In the money market, the overnight rate contracted by 200bps w/w to 10.5% as at the last trading day in 2021, following inflows from OMO maturities (N60.00 billion) which offset funding pressures for CBN’s weekly FX auction.
Financial experts at Cordros Research, envisaged that the OVN rate would remain elevated in the double-digit region in the first week in 2022 as expected debits for CRR and CBN’s weekly auctions inflows are likely to outweigh expected inflows from OMO maturities (N50.00 billion).
Meanwhile, proceedings in the treasury bills secondary market traded ended the week on a mixed note as the average yield was unchanged at 4.8%. Across the market segments, the average yield at the OMO segment expanded by 6bps to 5.5%.
Elsewhere, the average yield at the NTB segment settled lower by 1bp to 4.4%.
At Wednesday’s NTB PMA, the CBN offered N52.31 billion worth of instruments for sale to market participants and demand at this auction was strong with a subscription level of N82.25 billion (Bid-offer ratio: 1.6). Eventually, the CBN allotted N52.76 billion – N2.49 billion of the 91D, N2.16 billion of the 182D and N48.11 billion of the 364D bills with respective stop rates of 2.49% (unchanged), 3.45% (unchanged), and 4.90% (previously 5.00%).
Accordingly, experts expect yields to trend lower this week, as investors sustain buying activities in reaction to the moderation in the stop rate of the one-year paper at the last primary market auction.
Analysis of the performance of the treasury bonds secondary market showed a continued trading with mixed sentiments, although with a bullish bias, following the persistently lower demand as investors opted for non-sovereign instruments.
Consequently, the average yield pared by 1bp to 11.6%. Across the benchmark curve, the average yield declined at the short (-3bps) and long (-2bps) ends following demand for the APR-2023 (-7bps) and APR-2049 (-9bps) bonds, respectively but expanded at the mid (+2bps) segment as investors sold off the MAR-2027 (+7bps) bond.
“In the first week of the new year, we expect yields to oscillate around current levels, as activities are likely to remain tepid due to the festivities. Also, we expect non-bank liquidity to be geared towards relatively higher non-sovereign instruments, thus tempering demand,” Cordros Research noted.
Meanwhile, Nigeria’s FX reserve sustained its decline as the CBN maintained its interventions in the FX market. Thus, the gross reserves closed lower by USD61.41 million w/w to USD40.53 billion as at December 30, 2021. The naira depreciated by 4.6% to NGN435.00/USD at the I&E window (IEW) but appreciated by 0.5% w/w to N 565.00/USD at the parallel market. At the IEW, total turnover (as of 30th December 2021) declined by 70.6% WTD to USD346.77 million, with trades consummated within the N405.00 – 453.12/USD band. In the Forwards market, the naira rate depreciated at the 1-month (-1.0% to N418.88/USD), 3-month (-1.4% to N426.36/USD), 6-month (-2.1% to N437.71/USD), and at the 1-year (-0.9% to N448.81/USD) contracts.
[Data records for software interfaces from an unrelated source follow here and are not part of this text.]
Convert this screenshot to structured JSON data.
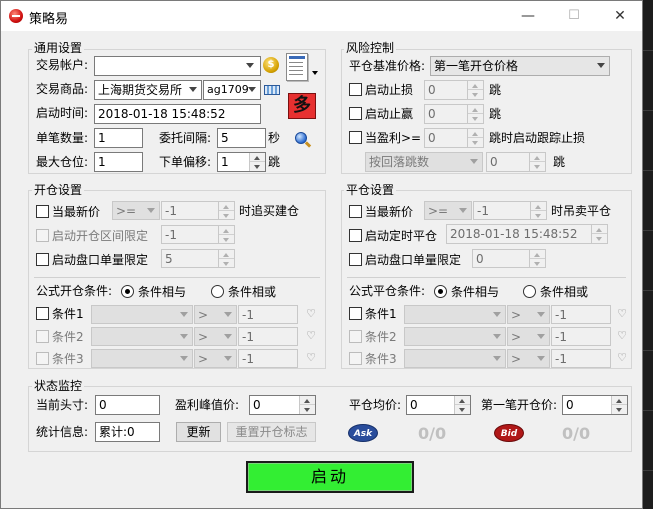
{
  "window": {
    "title": "策略易",
    "min": "—",
    "max": "☐",
    "close": "✕"
  },
  "general": {
    "title": "通用设置",
    "account_label": "交易帐户:",
    "account_value": "",
    "product_label": "交易商品:",
    "exchange": "上海期货交易所",
    "contract": "ag1709",
    "start_time_label": "启动时间:",
    "start_time": "2018-01-18 15:48:52",
    "lot_label": "单笔数量:",
    "lot": "1",
    "interval_label": "委托间隔:",
    "interval": "5",
    "interval_unit": "秒",
    "maxpos_label": "最大仓位:",
    "maxpos": "1",
    "offset_label": "下单偏移:",
    "offset": "1",
    "offset_unit": "跳",
    "duo": "多"
  },
  "risk": {
    "title": "风险控制",
    "benchmark_label": "平仓基准价格:",
    "benchmark": "第一笔开仓价格",
    "stoploss_label": "启动止损",
    "stoploss": "0",
    "stoploss_unit": "跳",
    "takeprofit_label": "启动止赢",
    "takeprofit": "0",
    "takeprofit_unit": "跳",
    "trail_label": "当盈利>=",
    "trail": "0",
    "trail_unit": "跳时启动跟踪止损",
    "pullback_mode": "按回落跳数",
    "pullback": "0",
    "pullback_unit": "跳"
  },
  "open": {
    "title": "开仓设置",
    "latest_label": "当最新价",
    "latest_op": ">=",
    "latest_val": "-1",
    "latest_action": "时追买建仓",
    "range_label": "启动开仓区间限定",
    "range_val": "-1",
    "book_label": "启动盘口单量限定",
    "book_val": "5",
    "formula_label": "公式开仓条件:",
    "and_label": "条件相与",
    "or_label": "条件相或",
    "cond1": "条件1",
    "cond2": "条件2",
    "cond3": "条件3",
    "cond_op": ">",
    "cond_val": "-1"
  },
  "close": {
    "title": "平仓设置",
    "latest_label": "当最新价",
    "latest_op": ">=",
    "latest_val": "-1",
    "latest_action": "时吊卖平仓",
    "timed_label": "启动定时平仓",
    "timed_val": "2018-01-18 15:48:52",
    "book_label": "启动盘口单量限定",
    "book_val": "0",
    "formula_label": "公式平仓条件:",
    "and_label": "条件相与",
    "or_label": "条件相或",
    "cond1": "条件1",
    "cond2": "条件2",
    "cond3": "条件3",
    "cond_op": ">",
    "cond_val": "-1"
  },
  "status": {
    "title": "状态监控",
    "position_label": "当前头寸:",
    "position": "0",
    "peak_label": "盈利峰值价:",
    "peak": "0",
    "avg_label": "平仓均价:",
    "avg": "0",
    "first_label": "第一笔开仓价:",
    "first": "0",
    "stats_label": "统计信息:",
    "stats": "累计:0",
    "update_btn": "更新",
    "reset_btn": "重置开仓标志",
    "ask": "Ask",
    "ask_ratio": "0/0",
    "bid": "Bid",
    "bid_ratio": "0/0"
  },
  "start_btn": "启动",
  "colors": {
    "start": "#33ee33",
    "ask": "#2a4d9c",
    "bid": "#b01818",
    "duo": "#e73030"
  }
}
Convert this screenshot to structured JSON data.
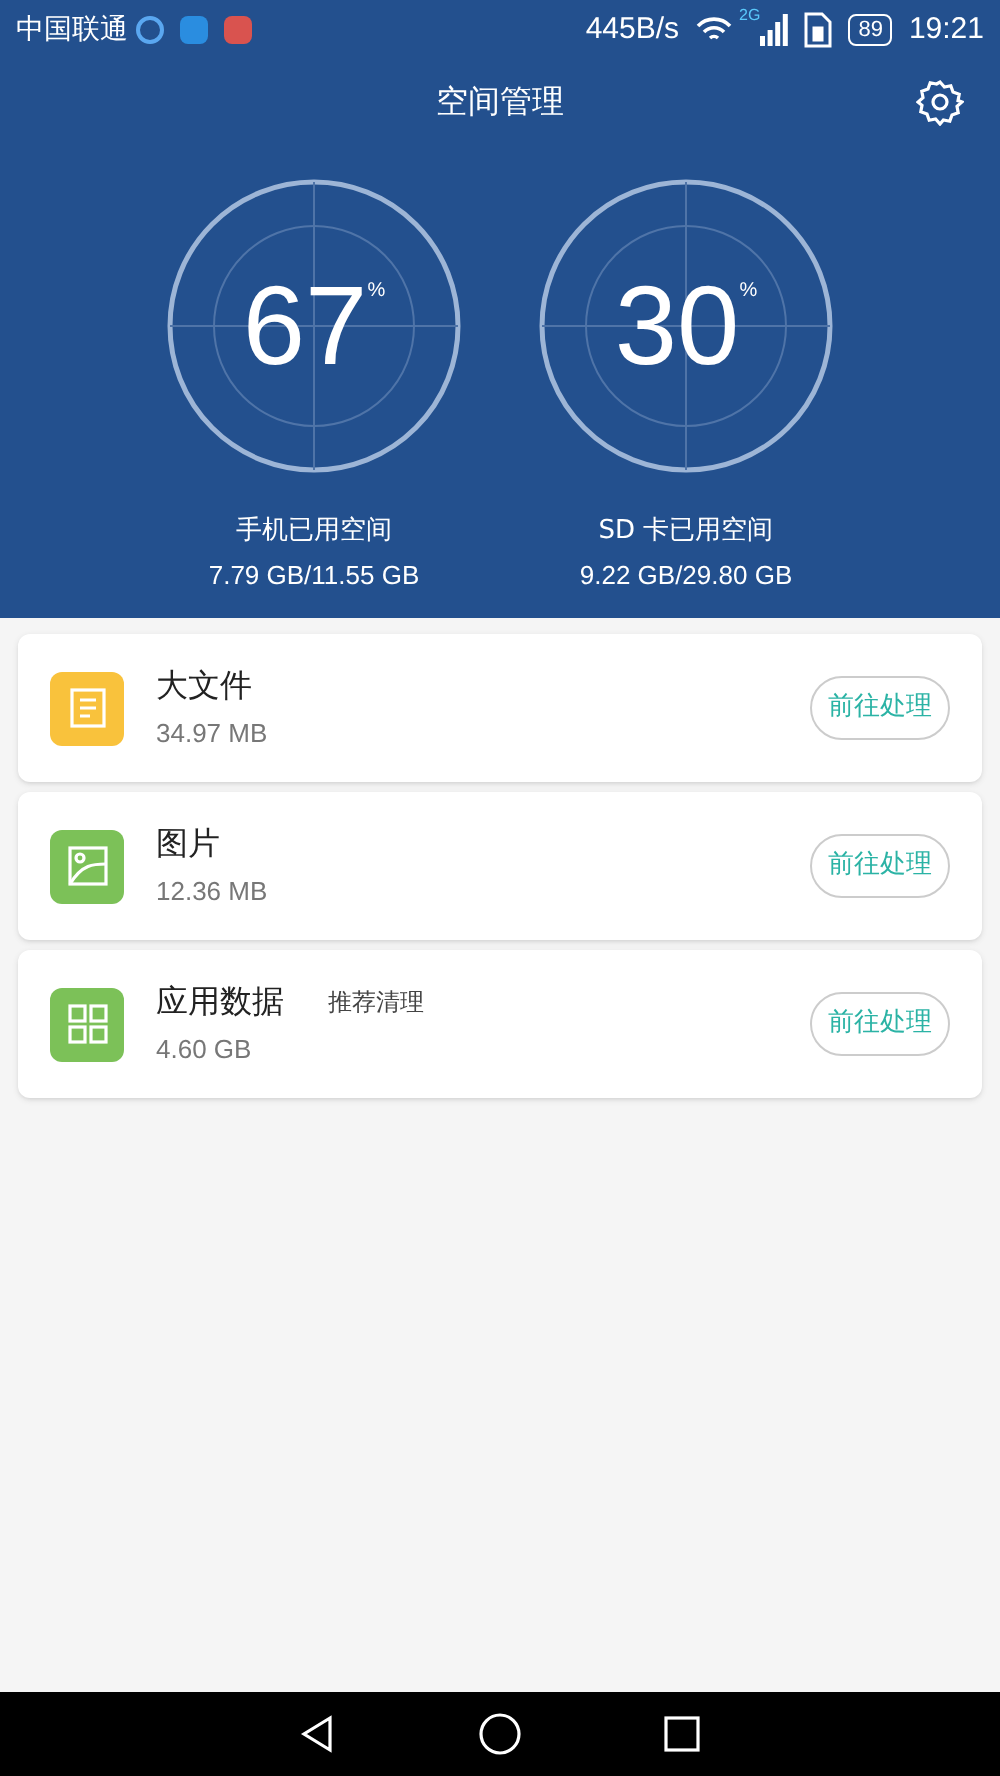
{
  "status_bar": {
    "carrier": "中国联通",
    "speed": "445B/s",
    "network": "2G",
    "battery": "89",
    "time": "19:21"
  },
  "header": {
    "title": "空间管理"
  },
  "gauges": [
    {
      "value": "67",
      "unit": "%",
      "label": "手机已用空间",
      "usage": "7.79 GB/11.55 GB"
    },
    {
      "value": "30",
      "unit": "%",
      "label": "SD 卡已用空间",
      "usage": "9.22 GB/29.80 GB"
    }
  ],
  "items": [
    {
      "kind": "document",
      "color": "#f9c23c",
      "name": "大文件",
      "size": "34.97 MB",
      "button": "前往处理"
    },
    {
      "kind": "image",
      "color": "#7cc158",
      "name": "图片",
      "size": "12.36 MB",
      "button": "前往处理"
    },
    {
      "kind": "apps",
      "color": "#7cc158",
      "name": "应用数据",
      "tag": "推荐清理",
      "size": "4.60 GB",
      "button": "前往处理"
    }
  ]
}
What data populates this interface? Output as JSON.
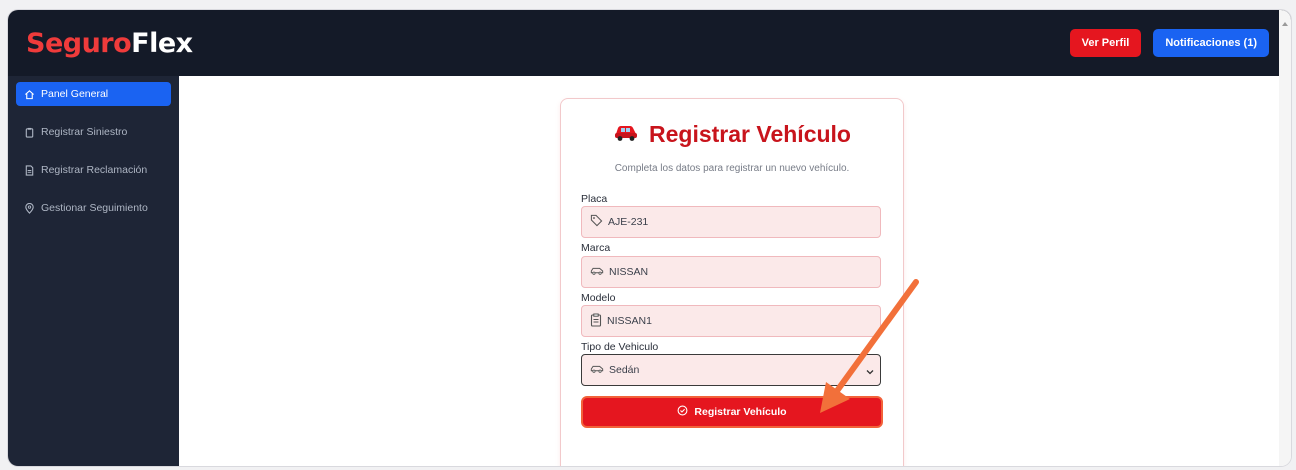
{
  "header": {
    "brand_part1": "Seguro",
    "brand_part2": "Flex",
    "profile_button": "Ver Perfil",
    "notifications_button": "Notificaciones (1)"
  },
  "sidebar": {
    "items": [
      {
        "label": "Panel General",
        "icon": "home-icon",
        "active": true
      },
      {
        "label": "Registrar Siniestro",
        "icon": "clipboard-icon",
        "active": false
      },
      {
        "label": "Registrar Reclamación",
        "icon": "document-icon",
        "active": false
      },
      {
        "label": "Gestionar Seguimiento",
        "icon": "location-pin-icon",
        "active": false
      }
    ]
  },
  "form": {
    "title": "Registrar Vehículo",
    "title_icon": "car-emoji",
    "subtitle": "Completa los datos para registrar un nuevo vehículo.",
    "fields": [
      {
        "label": "Placa",
        "value": "AJE-231",
        "icon": "tag-icon"
      },
      {
        "label": "Marca",
        "value": "NISSAN",
        "icon": "car-icon"
      },
      {
        "label": "Modelo",
        "value": "NISSAN1",
        "icon": "clipboard-icon"
      },
      {
        "label": "Tipo de Vehiculo",
        "value": "Sedán",
        "icon": "car-icon"
      }
    ],
    "submit_label": "Registrar Vehículo",
    "submit_icon": "check-circle-icon"
  },
  "colors": {
    "topbar": "#141a28",
    "sidebar": "#1e2536",
    "accent_red": "#e5161f",
    "accent_blue": "#1a63f2",
    "annotation_arrow": "#f2703a"
  }
}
In the opinion of Cordros Research, the CBN has enough supply to support the FX market over the short term, given inflows from the recently issued Eurobond and the IMF’s SDR. However, foreign inflows are paramount for sustained FX liquidity over the medium term, in line with our expectation that accretion to the reserves will be weak given that crude oil production levels remain quite low. Thus, FPIs which have historically supported supply levels in the IEW (53.8% of FX inflows to the IEW in 2019FY) will be needed to sustain FX liquidity levels. Hence, “we think (1) further adjustments in the NGN/USD peg closer to its fair value and (2) flexibility in the exchange rate would be significant in attracting foreign inflows back to the market.”